*** Excerpted data Section Begins ***

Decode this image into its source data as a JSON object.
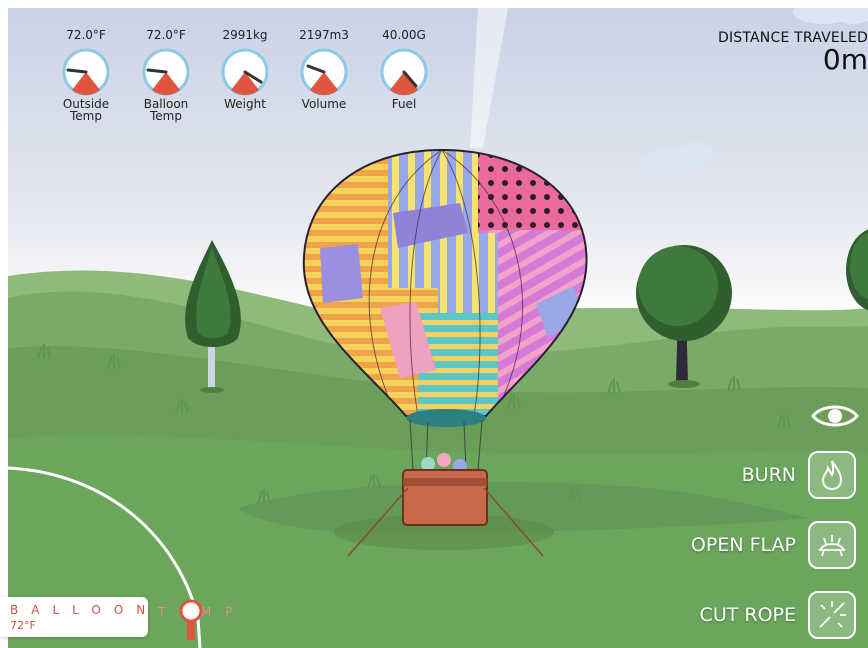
{
  "gauges": [
    {
      "value": "72.0°F",
      "label": "Outside\nTemp",
      "level": 0.12
    },
    {
      "value": "72.0°F",
      "label": "Balloon\nTemp",
      "level": 0.12
    },
    {
      "value": "2991kg",
      "label": "Weight",
      "level": 0.7
    },
    {
      "value": "2197m3",
      "label": "Volume",
      "level": 0.18
    },
    {
      "value": "40.00G",
      "label": "Fuel",
      "level": 0.62
    }
  ],
  "distance": {
    "label": "DISTANCE TRAVELED",
    "value": "0m"
  },
  "actions": {
    "burn": "BURN",
    "open_flap": "OPEN FLAP",
    "cut_rope": "CUT ROPE"
  },
  "temp_control": {
    "name": "BALLOON",
    "tail": "TEMP",
    "value": "72°F",
    "level": 0.12
  },
  "icons": {
    "visibility": "eye-icon",
    "burn": "flame-icon",
    "open_flap": "flap-icon",
    "cut_rope": "scissors-icon"
  },
  "colors": {
    "accent": "#e0553f",
    "grass": "#6fa35d",
    "sky": "#c9d2e6"
  }
}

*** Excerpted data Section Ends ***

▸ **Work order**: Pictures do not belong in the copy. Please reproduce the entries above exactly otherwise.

▸ **Task answer**:
Decode this image into its source data as a JSON object.
{
  "gauges": [
    {
      "value": "72.0°F",
      "label": "Outside\nTemp",
      "level": 0.12
    },
    {
      "value": "72.0°F",
      "label": "Balloon\nTemp",
      "level": 0.12
    },
    {
      "value": "2991kg",
      "label": "Weight",
      "level": 0.7
    },
    {
      "value": "2197m3",
      "label": "Volume",
      "level": 0.18
    },
    {
      "value": "40.00G",
      "label": "Fuel",
      "level": 0.62
    }
  ],
  "distance": {
    "label": "DISTANCE TRAVELED",
    "value": "0m"
  },
  "actions": {
    "burn": "BURN",
    "open_flap": "OPEN FLAP",
    "cut_rope": "CUT ROPE"
  },
  "temp_control": {
    "name": "BALLOON",
    "tail": "TEMP",
    "value": "72°F",
    "level": 0.12
  },
  "icons": {
    "visibility": "eye-icon",
    "burn": "flame-icon",
    "open_flap": "flap-icon",
    "cut_rope": "scissors-icon"
  },
  "colors": {
    "accent": "#e0553f",
    "grass": "#6fa35d",
    "sky": "#c9d2e6"
  }
}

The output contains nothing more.